Now you may use TCP/IP applications. For example ssh (note it will take some time to establish the connection be patient):
ssh -v USER@192.168.0.3
Instead of using TCP/IP connections the dongle works for printer connections, too. The device name is /dev/irlpt0. For details about IrDA printer connections see the appropriate chapter above.
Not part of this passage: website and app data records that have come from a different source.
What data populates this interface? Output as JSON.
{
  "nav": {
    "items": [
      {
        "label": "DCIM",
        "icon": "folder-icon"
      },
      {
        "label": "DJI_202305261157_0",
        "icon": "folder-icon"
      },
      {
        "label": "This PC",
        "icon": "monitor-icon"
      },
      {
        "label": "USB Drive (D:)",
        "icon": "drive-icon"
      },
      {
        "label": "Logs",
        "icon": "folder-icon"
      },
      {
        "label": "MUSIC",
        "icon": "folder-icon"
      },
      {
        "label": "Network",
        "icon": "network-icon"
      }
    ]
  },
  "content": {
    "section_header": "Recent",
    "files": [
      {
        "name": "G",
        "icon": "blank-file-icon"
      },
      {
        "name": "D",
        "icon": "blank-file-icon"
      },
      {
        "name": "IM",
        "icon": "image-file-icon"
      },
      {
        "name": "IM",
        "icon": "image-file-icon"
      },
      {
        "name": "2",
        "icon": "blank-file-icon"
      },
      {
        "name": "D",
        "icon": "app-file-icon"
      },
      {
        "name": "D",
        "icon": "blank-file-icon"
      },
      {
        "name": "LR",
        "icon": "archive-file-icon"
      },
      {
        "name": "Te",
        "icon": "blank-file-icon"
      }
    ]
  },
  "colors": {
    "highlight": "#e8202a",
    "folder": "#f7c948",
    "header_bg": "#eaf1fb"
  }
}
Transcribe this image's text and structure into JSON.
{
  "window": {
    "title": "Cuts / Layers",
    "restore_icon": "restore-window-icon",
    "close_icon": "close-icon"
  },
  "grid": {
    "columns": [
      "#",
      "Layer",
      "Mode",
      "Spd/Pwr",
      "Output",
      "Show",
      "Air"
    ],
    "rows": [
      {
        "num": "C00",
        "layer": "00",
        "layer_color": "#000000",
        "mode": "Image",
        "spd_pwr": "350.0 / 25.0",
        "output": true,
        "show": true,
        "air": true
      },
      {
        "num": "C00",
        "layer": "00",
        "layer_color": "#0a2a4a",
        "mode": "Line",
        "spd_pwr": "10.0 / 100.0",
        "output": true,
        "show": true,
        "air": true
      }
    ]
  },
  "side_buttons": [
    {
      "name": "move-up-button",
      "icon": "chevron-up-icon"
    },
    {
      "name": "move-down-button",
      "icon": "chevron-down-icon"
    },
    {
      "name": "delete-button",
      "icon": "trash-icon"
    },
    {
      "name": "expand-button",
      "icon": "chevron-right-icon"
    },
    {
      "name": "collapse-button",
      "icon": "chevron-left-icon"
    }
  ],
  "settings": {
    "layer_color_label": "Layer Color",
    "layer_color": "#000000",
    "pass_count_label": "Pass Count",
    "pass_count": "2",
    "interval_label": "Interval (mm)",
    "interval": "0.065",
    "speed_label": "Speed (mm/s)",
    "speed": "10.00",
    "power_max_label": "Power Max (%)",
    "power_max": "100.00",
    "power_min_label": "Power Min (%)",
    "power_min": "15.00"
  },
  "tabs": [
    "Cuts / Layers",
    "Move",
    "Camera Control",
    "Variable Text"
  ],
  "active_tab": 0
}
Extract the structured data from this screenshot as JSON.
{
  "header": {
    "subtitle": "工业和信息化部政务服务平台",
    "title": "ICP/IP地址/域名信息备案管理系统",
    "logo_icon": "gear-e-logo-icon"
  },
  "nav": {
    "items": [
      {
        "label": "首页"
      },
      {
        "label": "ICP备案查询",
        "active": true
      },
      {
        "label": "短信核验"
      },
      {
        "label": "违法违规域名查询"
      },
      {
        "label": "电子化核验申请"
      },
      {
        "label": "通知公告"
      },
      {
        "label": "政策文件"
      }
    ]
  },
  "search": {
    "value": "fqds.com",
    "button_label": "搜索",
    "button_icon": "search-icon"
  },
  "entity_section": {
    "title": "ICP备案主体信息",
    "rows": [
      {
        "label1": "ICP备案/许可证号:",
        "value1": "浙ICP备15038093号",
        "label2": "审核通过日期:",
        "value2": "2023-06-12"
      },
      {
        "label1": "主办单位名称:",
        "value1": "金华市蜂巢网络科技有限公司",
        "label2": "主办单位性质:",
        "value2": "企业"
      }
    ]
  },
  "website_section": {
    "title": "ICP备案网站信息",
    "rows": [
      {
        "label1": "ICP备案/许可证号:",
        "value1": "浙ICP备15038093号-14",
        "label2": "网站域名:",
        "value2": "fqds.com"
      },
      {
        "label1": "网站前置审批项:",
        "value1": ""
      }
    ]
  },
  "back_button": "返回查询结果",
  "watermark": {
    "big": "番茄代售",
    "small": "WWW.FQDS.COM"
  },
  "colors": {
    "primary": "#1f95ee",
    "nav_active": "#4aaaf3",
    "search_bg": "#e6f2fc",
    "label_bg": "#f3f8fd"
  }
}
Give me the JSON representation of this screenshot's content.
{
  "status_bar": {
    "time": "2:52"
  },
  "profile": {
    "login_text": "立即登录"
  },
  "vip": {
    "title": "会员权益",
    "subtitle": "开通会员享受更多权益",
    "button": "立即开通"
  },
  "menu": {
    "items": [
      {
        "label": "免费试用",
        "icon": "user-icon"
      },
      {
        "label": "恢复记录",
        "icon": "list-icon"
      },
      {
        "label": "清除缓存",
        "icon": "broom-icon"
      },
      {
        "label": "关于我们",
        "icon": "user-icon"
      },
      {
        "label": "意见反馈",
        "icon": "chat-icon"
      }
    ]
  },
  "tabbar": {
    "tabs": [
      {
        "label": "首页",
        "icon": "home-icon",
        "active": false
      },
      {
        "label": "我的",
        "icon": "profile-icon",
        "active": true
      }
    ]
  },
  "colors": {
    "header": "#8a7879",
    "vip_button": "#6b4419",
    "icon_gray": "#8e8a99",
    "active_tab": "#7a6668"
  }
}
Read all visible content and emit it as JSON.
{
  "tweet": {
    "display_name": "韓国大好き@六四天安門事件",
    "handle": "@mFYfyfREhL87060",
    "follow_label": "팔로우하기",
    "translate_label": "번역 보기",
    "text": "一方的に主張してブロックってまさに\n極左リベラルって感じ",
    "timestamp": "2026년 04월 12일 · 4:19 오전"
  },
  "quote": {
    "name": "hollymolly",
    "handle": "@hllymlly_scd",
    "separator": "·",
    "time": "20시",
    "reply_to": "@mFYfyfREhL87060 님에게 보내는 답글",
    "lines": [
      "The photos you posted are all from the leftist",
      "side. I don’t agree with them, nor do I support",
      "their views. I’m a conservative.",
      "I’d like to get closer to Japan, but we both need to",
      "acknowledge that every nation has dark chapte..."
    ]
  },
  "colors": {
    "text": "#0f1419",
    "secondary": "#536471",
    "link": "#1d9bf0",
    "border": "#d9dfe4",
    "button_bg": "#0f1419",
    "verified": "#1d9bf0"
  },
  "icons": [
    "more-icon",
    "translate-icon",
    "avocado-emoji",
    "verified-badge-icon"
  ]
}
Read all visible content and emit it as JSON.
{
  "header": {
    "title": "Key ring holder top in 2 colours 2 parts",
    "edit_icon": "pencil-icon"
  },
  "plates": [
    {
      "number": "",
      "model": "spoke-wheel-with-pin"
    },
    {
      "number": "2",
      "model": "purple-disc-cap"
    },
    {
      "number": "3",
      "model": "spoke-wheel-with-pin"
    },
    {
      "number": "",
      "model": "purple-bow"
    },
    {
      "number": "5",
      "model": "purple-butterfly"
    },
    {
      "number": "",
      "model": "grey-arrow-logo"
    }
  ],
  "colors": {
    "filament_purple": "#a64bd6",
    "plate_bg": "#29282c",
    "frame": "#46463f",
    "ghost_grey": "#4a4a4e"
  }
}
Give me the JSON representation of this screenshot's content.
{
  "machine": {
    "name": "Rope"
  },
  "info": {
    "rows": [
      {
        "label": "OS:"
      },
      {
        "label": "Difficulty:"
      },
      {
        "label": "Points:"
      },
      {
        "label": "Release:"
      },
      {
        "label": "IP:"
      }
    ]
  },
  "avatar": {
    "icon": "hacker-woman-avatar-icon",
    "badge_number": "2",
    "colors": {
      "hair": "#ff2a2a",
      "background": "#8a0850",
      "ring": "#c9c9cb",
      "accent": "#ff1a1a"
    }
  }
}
You may now finetune your settings, e.g. to solve routing issues. It may also possible to set up higher speeds, but I haven't tried that yet. If everything works fine, you may now choose to make the configuration permanent. You may edit /etc/irda.conf and configure the system V init scripts (for IrDA, network, ..). But the way to do it right depends on your Linux distribution.